One of our New Year’s resolution as a design team here at Lazar Landscape is to take advantage of the many landscape related daytrip opportunities available to us in the San Francisco Bay area to spend time together as a team, to gain inspiration and insight for our designs, and mostly to have fun. Our first fieldtrip was to CornerStone in Sonoma, California. The weather gods were kind to us as we strolled through the gardens and surrounding shops.

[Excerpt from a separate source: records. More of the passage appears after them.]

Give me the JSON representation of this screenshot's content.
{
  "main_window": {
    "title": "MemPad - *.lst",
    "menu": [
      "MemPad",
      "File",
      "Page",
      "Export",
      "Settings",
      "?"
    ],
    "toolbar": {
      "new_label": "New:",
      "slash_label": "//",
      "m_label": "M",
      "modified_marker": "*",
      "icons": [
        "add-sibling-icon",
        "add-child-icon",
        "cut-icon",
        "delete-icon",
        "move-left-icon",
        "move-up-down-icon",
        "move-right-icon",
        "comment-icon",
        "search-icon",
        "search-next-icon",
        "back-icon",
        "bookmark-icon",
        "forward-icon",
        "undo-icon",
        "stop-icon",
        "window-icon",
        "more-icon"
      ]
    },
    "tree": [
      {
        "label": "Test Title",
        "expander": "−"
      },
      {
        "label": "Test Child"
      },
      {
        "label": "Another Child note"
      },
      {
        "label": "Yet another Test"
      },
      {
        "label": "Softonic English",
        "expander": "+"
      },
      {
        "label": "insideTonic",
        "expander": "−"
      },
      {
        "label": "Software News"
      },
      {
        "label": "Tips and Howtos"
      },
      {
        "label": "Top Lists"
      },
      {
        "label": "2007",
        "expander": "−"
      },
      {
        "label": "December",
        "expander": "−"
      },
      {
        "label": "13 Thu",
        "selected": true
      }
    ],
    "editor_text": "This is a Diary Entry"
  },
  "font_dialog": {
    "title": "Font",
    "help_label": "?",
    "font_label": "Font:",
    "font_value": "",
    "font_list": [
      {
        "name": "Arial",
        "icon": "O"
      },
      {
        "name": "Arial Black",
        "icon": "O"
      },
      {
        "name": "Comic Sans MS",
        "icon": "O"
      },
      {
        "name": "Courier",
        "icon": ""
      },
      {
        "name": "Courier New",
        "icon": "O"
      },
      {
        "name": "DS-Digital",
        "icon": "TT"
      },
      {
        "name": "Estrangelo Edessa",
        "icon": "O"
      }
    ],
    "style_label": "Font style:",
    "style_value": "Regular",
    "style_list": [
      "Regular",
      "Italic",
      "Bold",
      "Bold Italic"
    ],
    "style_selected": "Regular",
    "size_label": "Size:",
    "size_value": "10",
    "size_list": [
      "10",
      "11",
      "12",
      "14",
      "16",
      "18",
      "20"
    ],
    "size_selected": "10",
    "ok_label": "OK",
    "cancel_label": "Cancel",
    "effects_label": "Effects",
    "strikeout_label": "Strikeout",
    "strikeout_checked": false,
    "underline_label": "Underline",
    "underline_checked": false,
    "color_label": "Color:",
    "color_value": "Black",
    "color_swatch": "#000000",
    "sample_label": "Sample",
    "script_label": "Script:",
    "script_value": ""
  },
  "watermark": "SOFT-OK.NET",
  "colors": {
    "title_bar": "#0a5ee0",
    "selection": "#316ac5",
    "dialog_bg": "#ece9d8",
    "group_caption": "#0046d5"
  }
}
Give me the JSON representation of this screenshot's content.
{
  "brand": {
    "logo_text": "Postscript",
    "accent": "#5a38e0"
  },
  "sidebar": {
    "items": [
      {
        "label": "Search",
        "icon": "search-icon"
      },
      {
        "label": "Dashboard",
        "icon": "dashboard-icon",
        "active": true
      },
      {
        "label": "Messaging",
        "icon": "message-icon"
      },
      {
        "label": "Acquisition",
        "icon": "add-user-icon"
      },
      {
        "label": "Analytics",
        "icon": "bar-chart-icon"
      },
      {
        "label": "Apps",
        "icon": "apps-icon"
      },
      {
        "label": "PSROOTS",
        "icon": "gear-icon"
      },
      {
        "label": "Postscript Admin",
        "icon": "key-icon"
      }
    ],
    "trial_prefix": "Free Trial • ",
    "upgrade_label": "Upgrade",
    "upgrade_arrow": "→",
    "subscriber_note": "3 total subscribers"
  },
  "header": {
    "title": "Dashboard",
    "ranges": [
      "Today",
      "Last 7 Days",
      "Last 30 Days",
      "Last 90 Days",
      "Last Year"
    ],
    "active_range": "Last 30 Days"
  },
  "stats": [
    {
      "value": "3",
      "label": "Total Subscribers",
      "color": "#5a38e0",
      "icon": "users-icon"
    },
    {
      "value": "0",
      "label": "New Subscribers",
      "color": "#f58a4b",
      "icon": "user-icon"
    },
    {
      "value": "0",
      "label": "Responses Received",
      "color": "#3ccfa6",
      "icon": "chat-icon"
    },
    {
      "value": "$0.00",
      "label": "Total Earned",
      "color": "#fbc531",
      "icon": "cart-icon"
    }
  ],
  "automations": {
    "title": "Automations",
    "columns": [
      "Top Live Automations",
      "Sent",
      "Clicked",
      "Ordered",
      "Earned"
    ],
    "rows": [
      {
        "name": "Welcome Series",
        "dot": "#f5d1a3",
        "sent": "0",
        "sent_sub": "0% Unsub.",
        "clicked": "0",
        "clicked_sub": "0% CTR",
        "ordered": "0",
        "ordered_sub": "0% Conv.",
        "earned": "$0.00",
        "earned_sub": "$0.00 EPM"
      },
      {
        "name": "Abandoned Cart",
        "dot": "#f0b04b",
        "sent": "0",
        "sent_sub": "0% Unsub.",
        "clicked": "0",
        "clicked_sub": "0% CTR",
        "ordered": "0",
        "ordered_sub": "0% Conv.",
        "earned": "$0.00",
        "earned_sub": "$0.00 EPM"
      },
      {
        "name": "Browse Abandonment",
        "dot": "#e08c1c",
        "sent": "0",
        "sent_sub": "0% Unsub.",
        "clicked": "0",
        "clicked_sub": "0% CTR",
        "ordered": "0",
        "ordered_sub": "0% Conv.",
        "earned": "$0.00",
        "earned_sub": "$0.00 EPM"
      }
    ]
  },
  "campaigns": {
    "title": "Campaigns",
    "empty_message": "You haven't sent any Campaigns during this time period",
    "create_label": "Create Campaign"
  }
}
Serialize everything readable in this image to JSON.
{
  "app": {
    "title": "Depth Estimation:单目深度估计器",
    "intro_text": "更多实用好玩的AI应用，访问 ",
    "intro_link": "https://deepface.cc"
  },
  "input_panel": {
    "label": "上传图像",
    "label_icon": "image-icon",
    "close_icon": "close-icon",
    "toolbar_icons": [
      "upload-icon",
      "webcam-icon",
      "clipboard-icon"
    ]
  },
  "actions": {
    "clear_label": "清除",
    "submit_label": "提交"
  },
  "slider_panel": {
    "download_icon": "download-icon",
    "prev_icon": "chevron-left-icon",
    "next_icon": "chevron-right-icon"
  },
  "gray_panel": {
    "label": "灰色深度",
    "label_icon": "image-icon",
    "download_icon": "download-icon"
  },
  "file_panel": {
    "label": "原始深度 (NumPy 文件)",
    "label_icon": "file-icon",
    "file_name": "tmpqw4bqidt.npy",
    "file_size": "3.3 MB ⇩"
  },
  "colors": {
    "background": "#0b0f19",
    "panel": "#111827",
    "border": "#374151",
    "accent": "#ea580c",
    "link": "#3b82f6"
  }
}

If you don’t know about CornerStone, it’s a large gallery of display gardens by local and world renowned landscape architects and designers. The landscape installations change often, so there’s always something new and interesting. If you’re a garden lover planning a trip to the Sonoma wine country, it’s worth stopping by. Admission to the gardens at CornerStone is free. On a beautiful day you can spend hours strolling through the widely varied landscape installations that range from high concept spaces like Pamela Burton’s installation ‘Earthwalk,’ to more natural installations by John Greelee and James Van Sweden, to very utilitarian installations like ‘Attention! Potager’ by Scott Daigre, and a children’s garden by MIG that was quite appealing.
Group favorite installations were ‘Rise’ by Planet Horticulture who always delivers with their amazing plant combinations, and ‘In the Air’ by Conway Cheng Chang. When we think about gardens and landscapes enriching and nurturing our senses, we commonly think about what we see, smell and touch. With a simple construction of culms from Bambusa oldhamii (Giant Timber Bamboo) on a metal frame, Chang constructed an organic flute of sorts that uses the wind in the Sonoma Valley to create simple, beautiful organic sounds. It inspired me to find ways to bring sound into my design to complete the sensory stimulation.
When you go, make time for the reflecting pond – a permanent element at CornerStone. It’s the point where the landscaped elements end and the rolling hills and agricultural surroundings begin. I love the meditative quality of a good reflecting pond, and I used those few moments to, well reflect, on how fortunate I am to do the work I do with the people I get to work with.
There are great shops surrounding the landscapes at CornerStone. I found an amazing faux bois (or funky concrete tree as I like to call it) at Artefact – and get lots of ideas and goodies from PotterGreen, and the sculptures at New Leaf Gallery pull you into the actual landscape installations at CornerStone. There are also Sonoma wineries represented, so you can kick of your wine tasing right at CornerStone.
Whether you spend an hour or four, CornerStone is a great stop on any trip to Sonoma wine country.